All of this is coupled with the finding that the rate of drug users among those who receive welfare is equal to or less than the rest of the adult population. In Minnesota, they’re attempting to institute such a policy but they found that only percent of welfare users were also drug users, as opposed to percent of the adult population . This means that the state is spending large quantities of money searching for a problem that doesn’t actually exist. When it comes to drug testing welfare recipients, the cost is too high, and problem isn’t real, and the intentions are off. It may be good politics, but it’s bad policy.

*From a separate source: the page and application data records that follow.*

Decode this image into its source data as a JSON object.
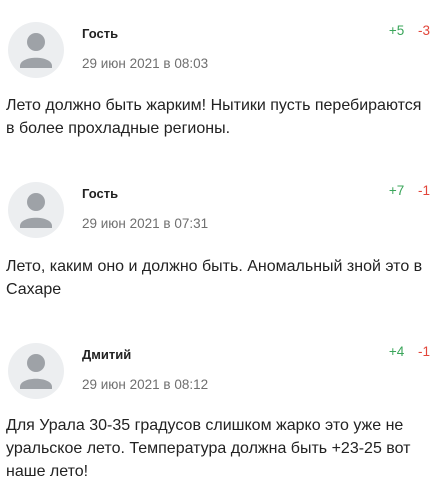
{
  "comments": [
    {
      "author": "Гость",
      "date": "29 июн 2021 в 08:03",
      "likes": "+5",
      "dislikes": "-3",
      "text": "Лето должно быть жарким! Нытики пусть перебираются в более прохладные регионы.",
      "avatar_icon": "user-silhouette-icon"
    },
    {
      "author": "Гость",
      "date": "29 июн 2021 в 07:31",
      "likes": "+7",
      "dislikes": "-1",
      "text": "Лето, каким оно и должно быть. Аномальный зной это в Сахаре",
      "avatar_icon": "user-silhouette-icon"
    },
    {
      "author": "Дмитий",
      "date": "29 июн 2021 в 08:12",
      "likes": "+4",
      "dislikes": "-1",
      "text": "Для Урала 30-35 градусов слишком жарко это уже не уральское лето. Температура должна быть +23-25 вот наше лето!",
      "avatar_icon": "user-silhouette-icon"
    }
  ],
  "colors": {
    "likes": "#3aa55a",
    "dislikes": "#e2453a",
    "date": "#6f6f6f",
    "text": "#222222",
    "avatar_bg": "#eceef0",
    "avatar_figure": "#9ea2a7"
  }
}
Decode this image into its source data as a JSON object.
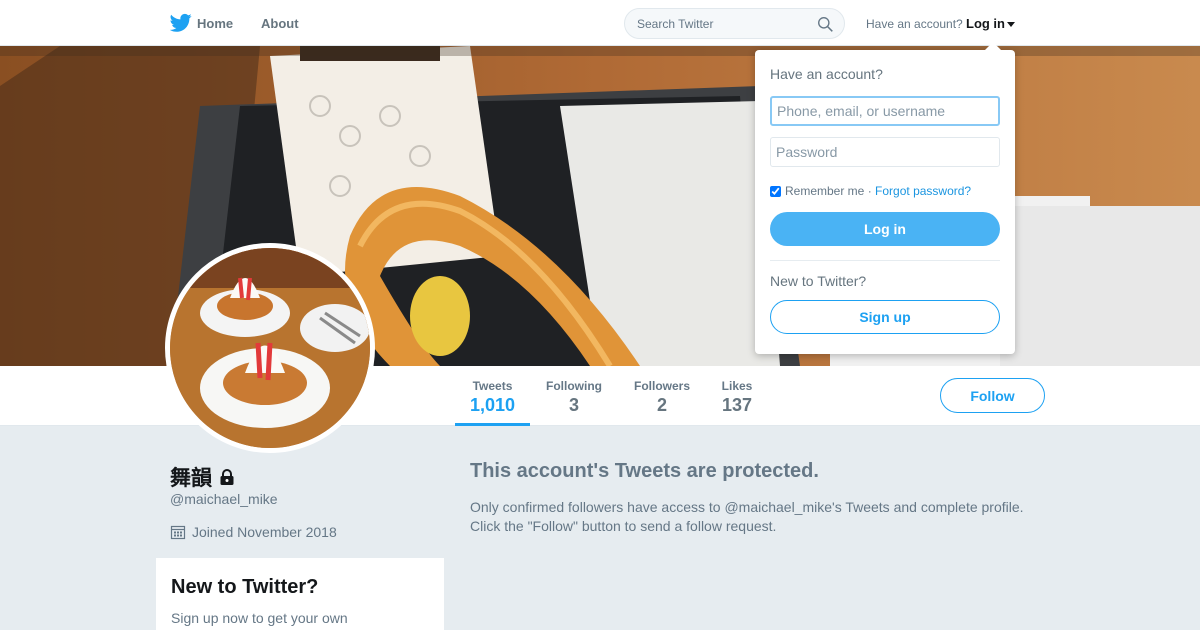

Shortly after Butler , in Helvering v. Davis ,  the Supreme Court interpreted the clause even more expansively, disavowing almost entirely any role for judicial review of Congressional spending policies, thereby conferring upon Congress a plenary power to impose taxes and to spend money for the general welfare subject almost entirely to Congress's own discretion. Even more recently, in South Dakota v. Dole  the Court held Congress possessed power to indirectly influence the states into adopting national standards by withholding, to a limited extent, federal funds. To date, the Hamiltonian view of the General Welfare Clause predominates in case law.